This has led researchers to debate the establishment of Internet addiction as an actual clinical disorder.
Social networking can also affect the extent to which a person feels lonely, providing people with a false sense of connection that ultimately increases loneliness in people who feel alone”.
Companies are concerned with the potential damage comments online can do to public image due to their visibility and accessibility,
Virtual identity suicide
There is a growing number of social network users who decide to quit their user account by committing a so-called virtual identity suicide or Web 2.0 suicide.
The number one reason for these users was privacy concerns (48%), being followed by a general dissatisfaction with the social networking website (14%), negative aspects regarding social network friends (13%) and the feeling of getting addicted to the social networking website (6%).
Facebook quitters were found to be more concerned about privacy, more addicted to the Internet and more conscientious.
Many social networks provide an online environment for people to communicate and exchange personal information for dating purposes.
Most of these social networks, just like online dating services, require users to give out certain pieces of information.
However, an important difference between social networks and online dating services is the fact that online dating sites usually require a fee, where social networks are free.
Breaking-up with a significant other is never easy to do, and new technologies are starting to make the process easier, but also less personal. Sites such as Facebook are becoming increasingly popular tools for methods of ending relationships, proving that although new media is being used as a tool for connecting with individuals, it is now creating new problems associated with disconnecting from others.
The problem with that is that you are left with no closure and the entire online world now knows you are no longer in a relationship.
If someone breaks-up with you, you can actively choose what “face” you want to present to your friends, including your ex. Even though you may be absolutely heartbroken within, Facebook allows you to hide your true feelings from the online world, and from your ex, by manipulating your profile.
Many people find that the only way to really move on from a past relationship is to cut the person out of their life completely. Social media has made this process much more complicated and difficult, this content can still remain online.

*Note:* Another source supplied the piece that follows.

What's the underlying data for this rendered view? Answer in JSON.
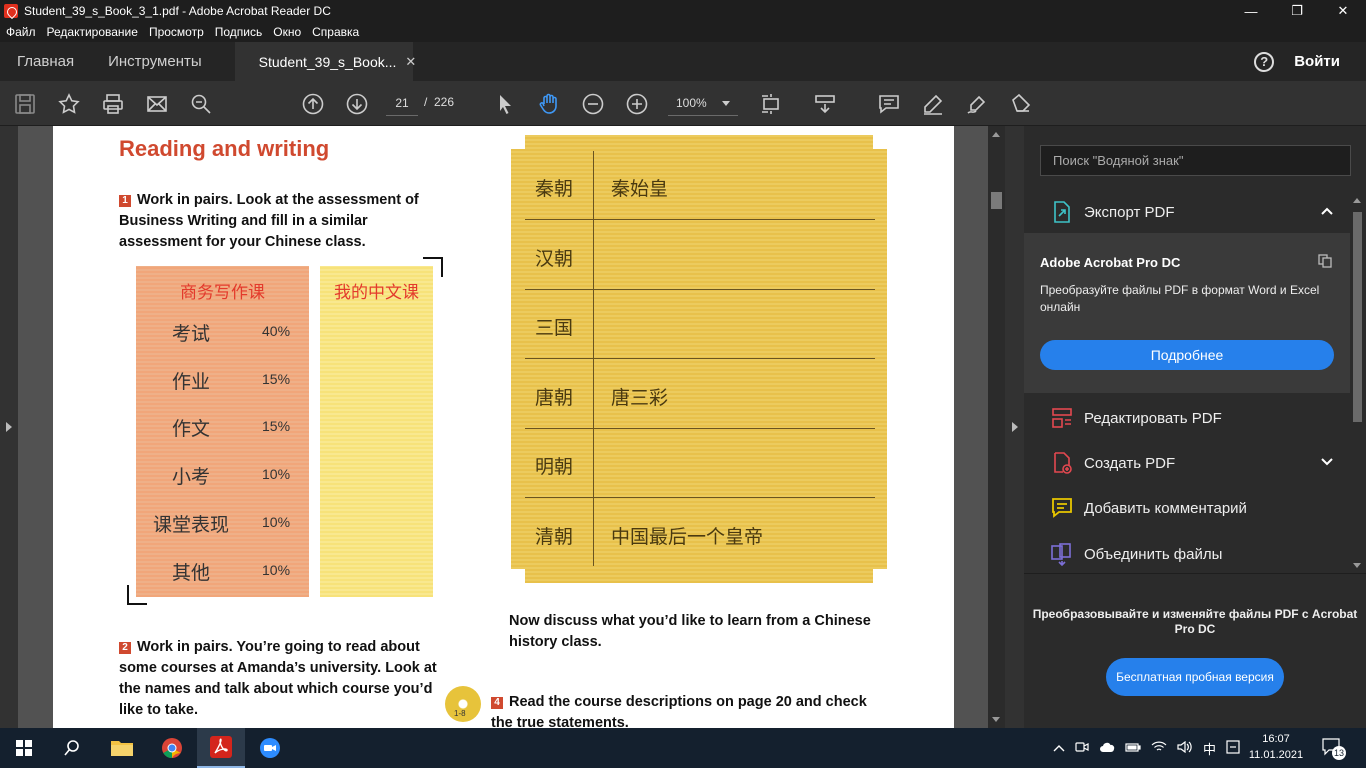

Social networking services are increasingly being used in legal and criminal investigations; information posted on sites such as Facebook has been used by police (forensic profiling), probation, and university officials to prosecute users.
Since businesses operate globally, social networks can make it easier to keep in touch with contacts around the world.
The use of virtual currency systems inside social networks create new opportunities for global finance.
Medical and health applications
A new trend is emerging with social networks created to help its members with various physical and mental ailments. For people suffering from life altering diseases, offers its members the chance to connect with others dealing with similar issues and research patient data related to their condition.
For alcoholics and addicts, SoberCircle gives people in recovery the ability to communicate with one another and strengthen their recovery through the encouragement of others who can relate to their situation.
Support groups offer a wide array of topics and conditions,
encouraging healthy lifestyles in their users, peer support during weight loss, focused on exercise, enabling users to share their own workouts and comment on those of other users.
Social and political applications
Social networking sites have recently showed a value in social and political movements. In the Egyptian revolution, Facebook and Twitter both played an allegedly pivotal role in keeping people connected to the revolt.
On the flip side, social networks enable government authorities to easily identify, and repress, protestors and dissidents
Crowdsourcing process is often used to subdivide tedious work or to fund-raise startup companies and charities, and can also occur offline.